The measure of the competitive barrier, if any, that gives a company an advantage over its rivals and allows it to generate above-average returns on invested capital.
Four major types of economic moats are: high customer switching costs; economies of scale; intangible assets such as brands or patents; and the network effect.
Morningstar divides stocks into three categories according to moat size: wide moat (companies with the strongest competitive advantage); narrow moat (those with some competitive advantage); and no moat (those with no sustainable competitiveadvantage).
Schlumberger is one of the top firms in the oil services industry. In our view, the company is well-positioned to benefit from the industry's current weakness and future rebound, given its financial strength, geographical and product diversification, well-regarded research labs, and unique technology acquisition strategy. We believe the company's focus on building out a product set by making small software-oriented acquisitions to provide deeper insights into solving oil field issues will give it an edge over smaller peers when conditions improve. This strategy is geared toward winning large integrated project-management contracts with national oil companies (where Schlumberger excels), which offer ample opportunities to sell additional services from its wide-ranging portfolio … Still, as Schlumberger competes in many global markets, we believe it faces some risks. Political risk is always a concern when governments can destroy firms for political gain (as we've seen in Russia) or nationalize assets (as we've seen in Venezuela). Also, an inability to commercialize key technology could cost the firm project wins and reduce the impact of its heavy investment in its globalized workforce. Finally, we believe that recent cash-for-oil deals with Brazil and Russia could mean a larger Chinese oil services presence in the countries in the future. In our view, one of China's goals behind the deals is to secure larger roles for its oil services arms overseas, which will ultimately mean more competition for Schlumberger.
Halliburton's extensive oil field experience makes it a fierce competitor in the oil services industry. The company's managerial talent and international expertise is considerable, as it routinely wins high-profile contracts in key regions such as the Middle East. For more than a decade, Halliburton has been working on integrating its drilling services to fully optimize drilling performance while lowering costs. Halliburton began by placing its drilling engineering applications under one roof, which includes fluids, bits, and directional drilling. Over time, the firm has integrated its services into a single solution, which means that a customer can potentially obtain substantially greater well performance and reduced levels of non-productive time by standardizing on Halliburton's services rather than mixing services from multiple services providers ... but there are also threats involved with investing heavily in politically risky countries, such as Venezuela, Russia, and Libya.
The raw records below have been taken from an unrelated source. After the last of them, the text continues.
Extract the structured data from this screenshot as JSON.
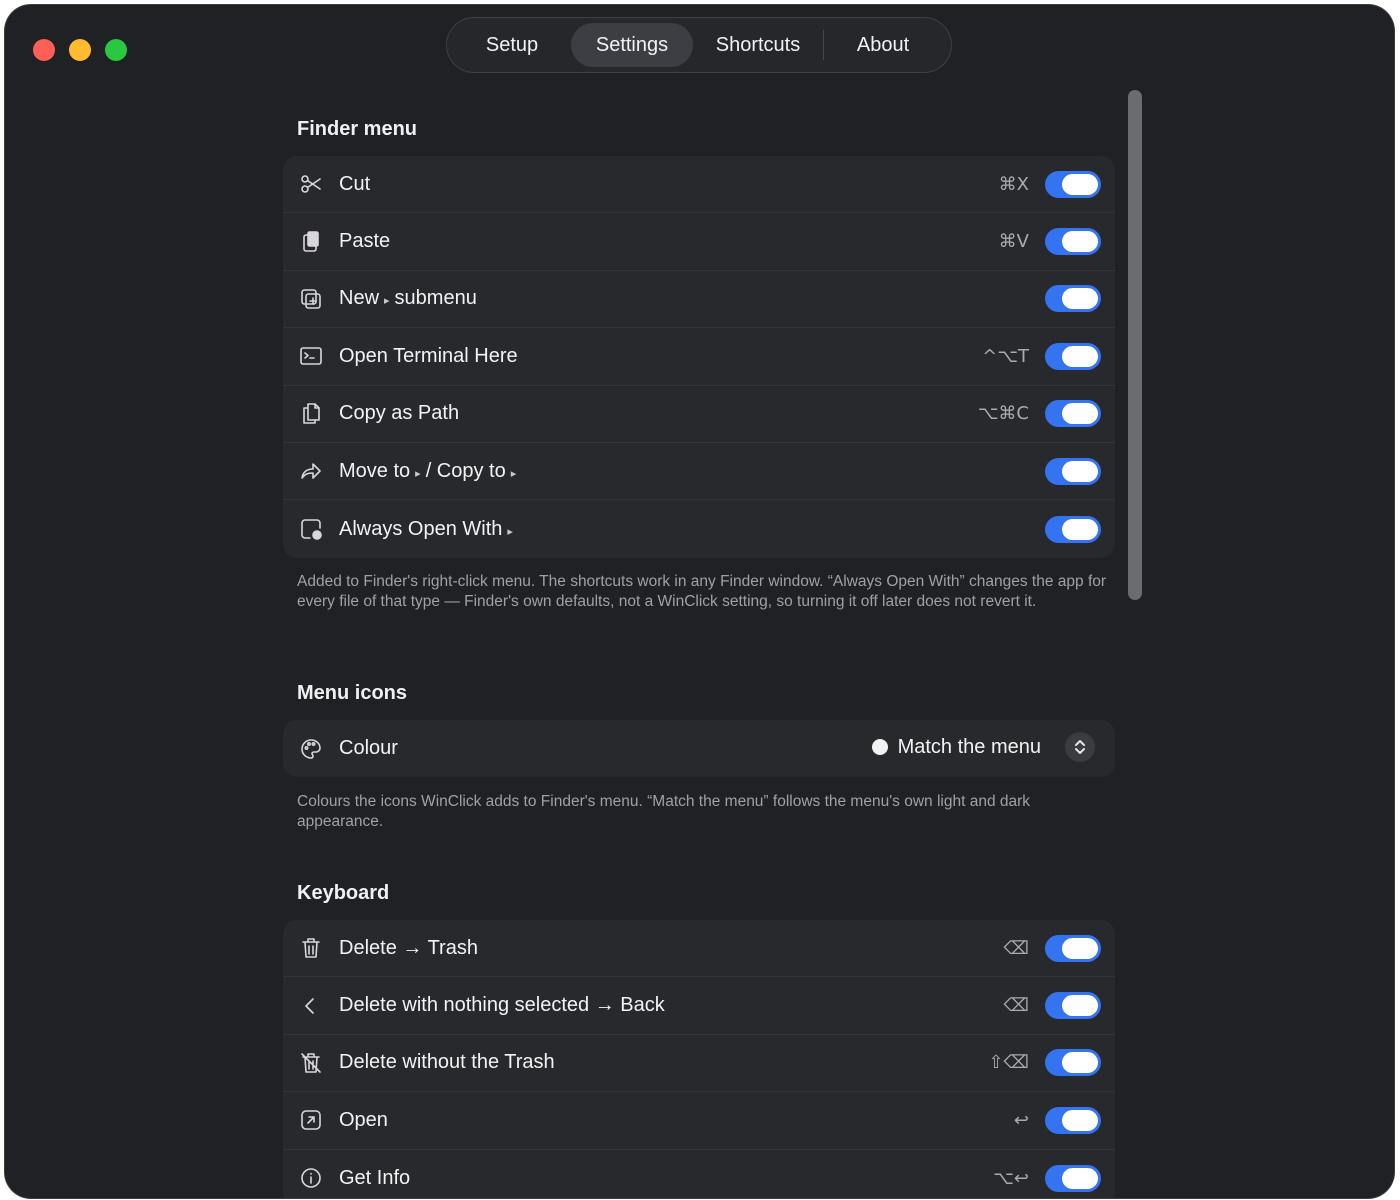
{
  "tabs": [
    {
      "label": "Setup",
      "active": false
    },
    {
      "label": "Settings",
      "active": true
    },
    {
      "label": "Shortcuts",
      "active": false
    },
    {
      "label": "About",
      "active": false
    }
  ],
  "finder_menu": {
    "title": "Finder menu",
    "items": [
      {
        "icon": "scissors-icon",
        "label": "Cut",
        "shortcut": "⌘X",
        "enabled": true
      },
      {
        "icon": "clipboard-icon",
        "label": "Paste",
        "shortcut": "⌘V",
        "enabled": true
      },
      {
        "icon": "new-item-icon",
        "label": "New",
        "arrow": "▸",
        "suffix": "submenu",
        "shortcut": "",
        "enabled": true
      },
      {
        "icon": "terminal-icon",
        "label": "Open Terminal Here",
        "shortcut": "^⌥T",
        "enabled": true
      },
      {
        "icon": "copy-path-icon",
        "label": "Copy as Path",
        "shortcut": "⌥⌘C",
        "enabled": true
      },
      {
        "icon": "move-arrow-icon",
        "label": "Move to",
        "arrow": "▸",
        "suffix": "/ Copy to",
        "arrow2": "▸",
        "shortcut": "",
        "enabled": true
      },
      {
        "icon": "open-with-icon",
        "label": "Always Open With",
        "arrow": "▸",
        "shortcut": "",
        "enabled": true
      }
    ],
    "note": "Added to Finder's right-click menu. The shortcuts work in any Finder window. “Always Open With” changes the app for every file of that type — Finder's own defaults, not a WinClick setting, so turning it off later does not revert it."
  },
  "menu_icons": {
    "title": "Menu icons",
    "colour_label": "Colour",
    "colour_value": "Match the menu",
    "note": "Colours the icons WinClick adds to Finder's menu. “Match the menu” follows the menu's own light and dark appearance."
  },
  "keyboard": {
    "title": "Keyboard",
    "items": [
      {
        "icon": "trash-icon",
        "label": "Delete → Trash",
        "shortcut": "⌫",
        "enabled": true
      },
      {
        "icon": "chevron-left-icon",
        "label": "Delete with nothing selected → Back",
        "shortcut": "⌫",
        "enabled": true
      },
      {
        "icon": "trash-slash-icon",
        "label": "Delete without the Trash",
        "shortcut": "⇧⌫",
        "enabled": true
      },
      {
        "icon": "open-arrow-icon",
        "label": "Open",
        "shortcut": "↩",
        "enabled": true
      },
      {
        "icon": "info-icon",
        "label": "Get Info",
        "shortcut": "⌥↩",
        "enabled": true
      }
    ]
  },
  "colors": {
    "toggle_on": "#3574f0",
    "window_bg": "#1f2125",
    "card_bg": "#28292d"
  }
}
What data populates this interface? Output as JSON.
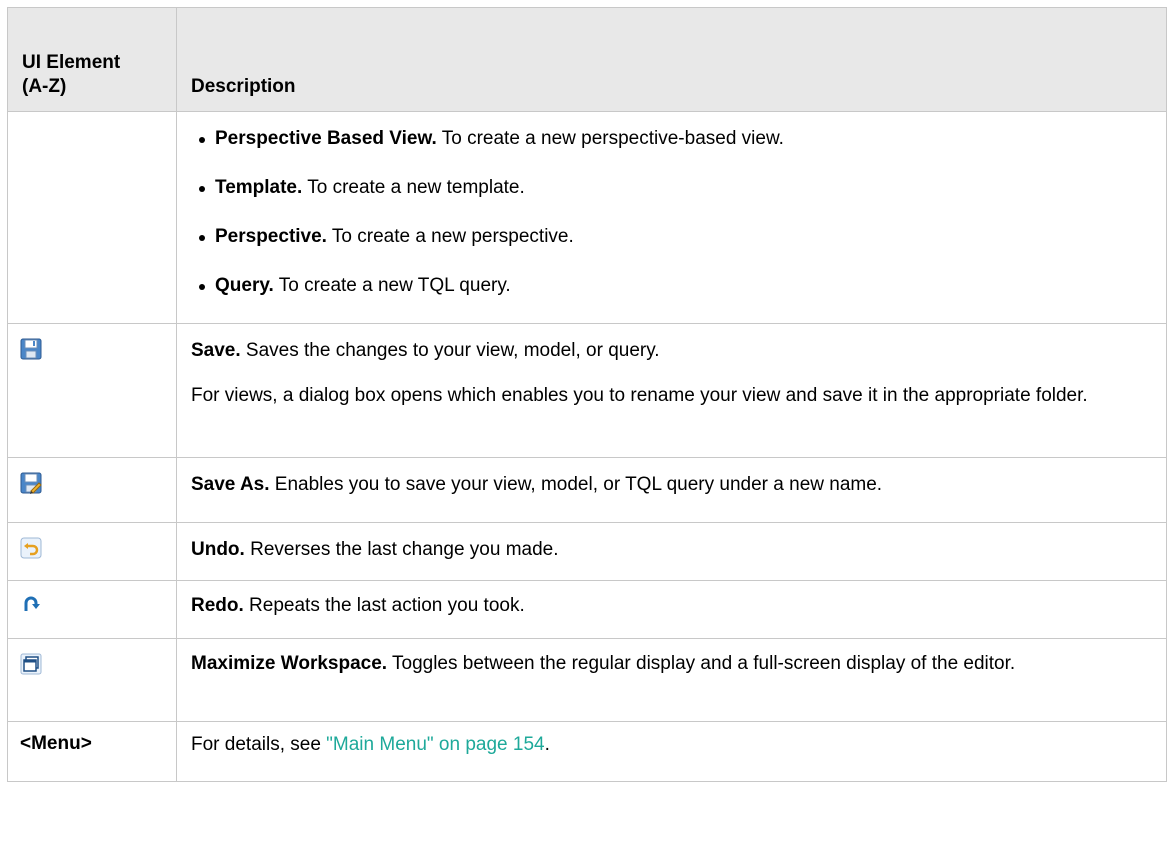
{
  "header": {
    "col1": "UI Element (A-Z)",
    "col2": "Description"
  },
  "row_new": {
    "items": [
      {
        "title": "Perspective Based View.",
        "text": " To create a new perspective-based view."
      },
      {
        "title": "Template.",
        "text": " To create a new template."
      },
      {
        "title": "Perspective.",
        "text": " To create a new perspective."
      },
      {
        "title": "Query.",
        "text": " To create a new TQL query."
      }
    ]
  },
  "row_save": {
    "icon": "save-icon",
    "title": "Save.",
    "text": " Saves the changes to your view, model, or query.",
    "para2": "For views, a dialog box opens which enables you to rename your view and save it in the appropriate folder."
  },
  "row_save_as": {
    "icon": "save-as-icon",
    "title": "Save As.",
    "text": " Enables you to save your view, model, or TQL query under a new name."
  },
  "row_undo": {
    "icon": "undo-icon",
    "title": "Undo.",
    "text": " Reverses the last change you made."
  },
  "row_redo": {
    "icon": "redo-icon",
    "title": "Redo.",
    "text": " Repeats the last action you took."
  },
  "row_maximize": {
    "icon": "maximize-workspace-icon",
    "title": "Maximize Workspace.",
    "text": " Toggles between the regular display and a full-screen display of the editor."
  },
  "row_menu": {
    "element": "<Menu>",
    "text_before": "For details, see ",
    "link": "\"Main Menu\" on page 154",
    "text_after": "."
  },
  "colors": {
    "header_bg": "#e8e8e8",
    "border": "#c8c8c8",
    "link": "#1ea99a"
  }
}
For example, Venezuela has nationalized several oil rigs and has made clear its intentions to source new service work from politically friendly nations like China instead of the U.S. Also, many countries delegate a large part of the country's services work from their state-owned oil and gas firms to local firms rather than U.S. firms. U.S. services firms typically hire local talent to better compete for contracts. The risk is that Halliburton's services expertise could be transferred to the local workers or other international services firms (and more critically, Chinese oil services companies) in the country over time, which could then create effective regional competitors.
Disclaimer: Please read and consider important information related to all communication made by Soos Global on Seeking Alpha by clicking here.